The lobsters, on the other hand, dance like marionettes on strings, waltzing about on their many tiptoes. Acutely aware of their environment, a group of them sense Scopel's presence and turn toward him. One lobster marches up to Scopel's video camera, and lifting its heavy claws, raps twice on the camera housing.

Watson, who also studies the lowly sea slug, believes we underestimate many species, and he has been first to demonstrate some of the lobster's abilities. He is known for being a prankster, and some of the experiments and gadgets he's rigged up with the help of duct tape and Superglue almost sound like practical jokes. He devised a mini-treadmill to study lobster locomotion, for example, and a lobster heart monitor. It's not a lobster stress test, but a way of identifying some of the things, like a change in water temperature or salinity, that are so exciting or alarming to a lobster that its heart stops beating momentarily. His latest improbable-sounding experiment has two of his students, master's candidate Heidi Pye and Ben Winslow '04, spending hours every month holding lobsters at a lobster pound to try to figure out why roughly one out of every 10 lobsters will buzz when handled. Pye has also used the heart monitor to discover that a lobster's heart will skip a beat when it hears the sound of a tankmate buzzing.

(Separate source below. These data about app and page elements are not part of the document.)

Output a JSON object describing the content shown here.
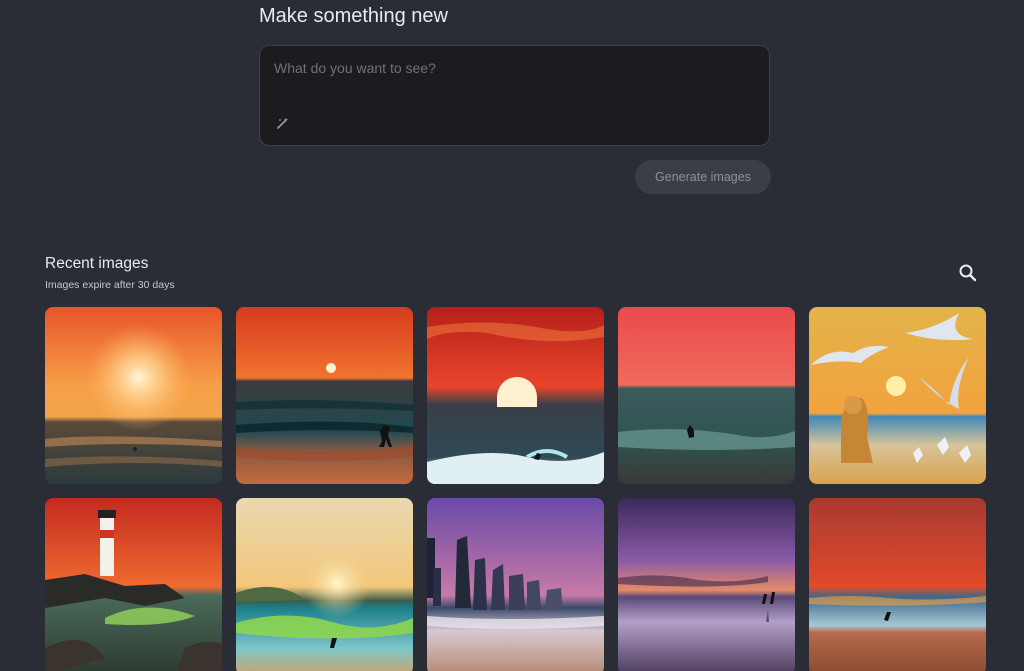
{
  "header": {
    "title": "Make something new"
  },
  "prompt": {
    "placeholder": "What do you want to see?",
    "value": ""
  },
  "actions": {
    "generate_label": "Generate images"
  },
  "recent": {
    "title": "Recent images",
    "subtitle": "Images expire after 30 days"
  },
  "icons": {
    "wand": "magic-wand-icon",
    "search": "search-icon"
  },
  "colors": {
    "background": "#2a2d36",
    "prompt_bg": "#1c1b20",
    "button_bg": "#3c3e47"
  }
}
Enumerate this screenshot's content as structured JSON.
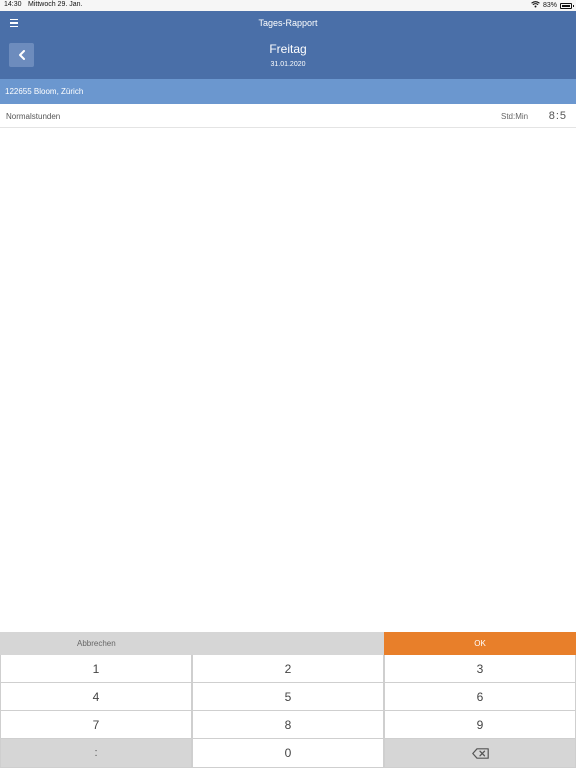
{
  "status_bar": {
    "time": "14:30",
    "date": "Mittwoch 29. Jan.",
    "battery": "83%",
    "battery_level": 0.83
  },
  "header": {
    "app_title": "Tages-Rapport",
    "day": "Freitag",
    "date": "31.01.2020"
  },
  "project": {
    "label": "122655 Bloom, Zürich"
  },
  "hours": {
    "label": "Normalstunden",
    "unit": "Std:Min",
    "value": "8:5"
  },
  "keypad": {
    "cancel_label": "Abbrechen",
    "ok_label": "OK",
    "keys": [
      "1",
      "2",
      "3",
      "4",
      "5",
      "6",
      "7",
      "8",
      "9",
      ":",
      "0"
    ]
  },
  "colors": {
    "header": "#4a6fa8",
    "project_bar": "#6b97cf",
    "ok_button": "#e87f2a"
  }
}
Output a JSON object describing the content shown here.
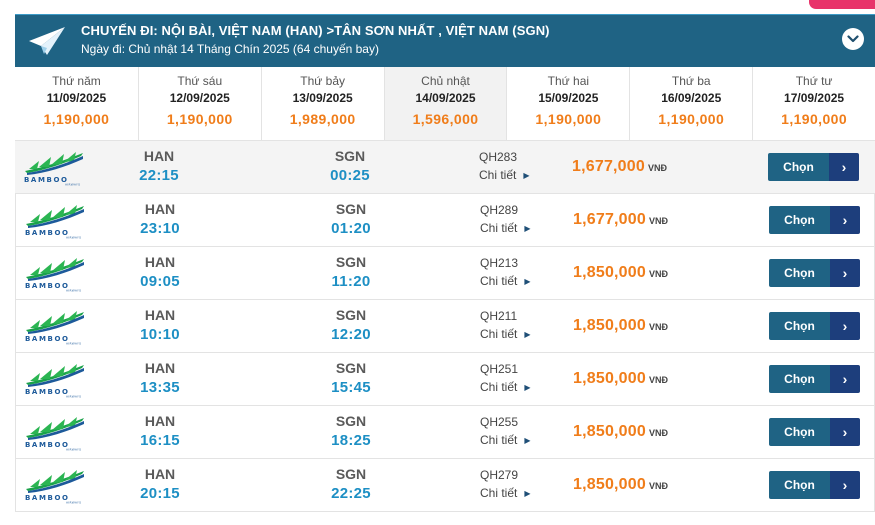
{
  "header": {
    "route": "CHUYẾN ĐI: NỘI BÀI, VIỆT NAM (HAN) >TÂN SƠN NHẤT , VIỆT NAM (SGN)",
    "date_info": "Ngày đi: Chủ nhật 14 Tháng Chín 2025 (64 chuyến bay)",
    "icon": "paper-plane-icon",
    "toggle_icon": "chevron-down-icon"
  },
  "dates": [
    {
      "dow": "Thứ năm",
      "date": "11/09/2025",
      "price": "1,190,000",
      "active": false
    },
    {
      "dow": "Thứ sáu",
      "date": "12/09/2025",
      "price": "1,190,000",
      "active": false
    },
    {
      "dow": "Thứ bảy",
      "date": "13/09/2025",
      "price": "1,989,000",
      "active": false
    },
    {
      "dow": "Chủ nhật",
      "date": "14/09/2025",
      "price": "1,596,000",
      "active": true
    },
    {
      "dow": "Thứ hai",
      "date": "15/09/2025",
      "price": "1,190,000",
      "active": false
    },
    {
      "dow": "Thứ ba",
      "date": "16/09/2025",
      "price": "1,190,000",
      "active": false
    },
    {
      "dow": "Thứ tư",
      "date": "17/09/2025",
      "price": "1,190,000",
      "active": false
    }
  ],
  "flight_labels": {
    "detail": "Chi tiết",
    "currency": "VNĐ",
    "select": "Chọn",
    "select_icon": "chevron-right-icon",
    "logo_text": "BAMBOO",
    "logo_sub": "AIRWAYS"
  },
  "flights": [
    {
      "from": "HAN",
      "dep": "22:15",
      "to": "SGN",
      "arr": "00:25",
      "flight_no": "QH283",
      "price": "1,677,000"
    },
    {
      "from": "HAN",
      "dep": "23:10",
      "to": "SGN",
      "arr": "01:20",
      "flight_no": "QH289",
      "price": "1,677,000"
    },
    {
      "from": "HAN",
      "dep": "09:05",
      "to": "SGN",
      "arr": "11:20",
      "flight_no": "QH213",
      "price": "1,850,000"
    },
    {
      "from": "HAN",
      "dep": "10:10",
      "to": "SGN",
      "arr": "12:20",
      "flight_no": "QH211",
      "price": "1,850,000"
    },
    {
      "from": "HAN",
      "dep": "13:35",
      "to": "SGN",
      "arr": "15:45",
      "flight_no": "QH251",
      "price": "1,850,000"
    },
    {
      "from": "HAN",
      "dep": "16:15",
      "to": "SGN",
      "arr": "18:25",
      "flight_no": "QH255",
      "price": "1,850,000"
    },
    {
      "from": "HAN",
      "dep": "20:15",
      "to": "SGN",
      "arr": "22:25",
      "flight_no": "QH279",
      "price": "1,850,000"
    }
  ],
  "colors": {
    "header_bg": "#1f6384",
    "price_orange": "#f07d1a",
    "time_blue": "#1d8fc4",
    "button_dark": "#1d3e7c",
    "accent_pink": "#e8336a",
    "bamboo_green": "#1aa24a"
  }
}
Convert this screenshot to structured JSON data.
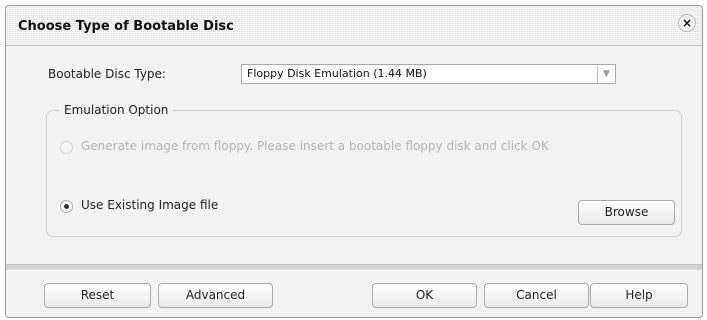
{
  "dialog": {
    "title": "Choose Type of Bootable Disc",
    "close_glyph": "×"
  },
  "disc_type": {
    "label": "Bootable Disc Type:",
    "selected_value": "Floppy Disk Emulation (1.44 MB)",
    "arrow_glyph": "▼"
  },
  "emulation": {
    "legend": "Emulation Option",
    "options": [
      {
        "label": "Generate image from floppy. Please insert a bootable floppy disk and click OK",
        "selected": false,
        "disabled": true
      },
      {
        "label": "Use Existing Image file",
        "selected": true,
        "disabled": false
      }
    ],
    "browse_label": "Browse"
  },
  "footer": {
    "reset_label": "Reset",
    "advanced_label": "Advanced",
    "ok_label": "OK",
    "cancel_label": "Cancel",
    "help_label": "Help"
  }
}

Lobster approaching an underwater camera in the Lobster Pondarosa
Courtesy of Darren Scopel
Page: 1 2 3 Next >

 Easy to print version

blog comments powered by Disqus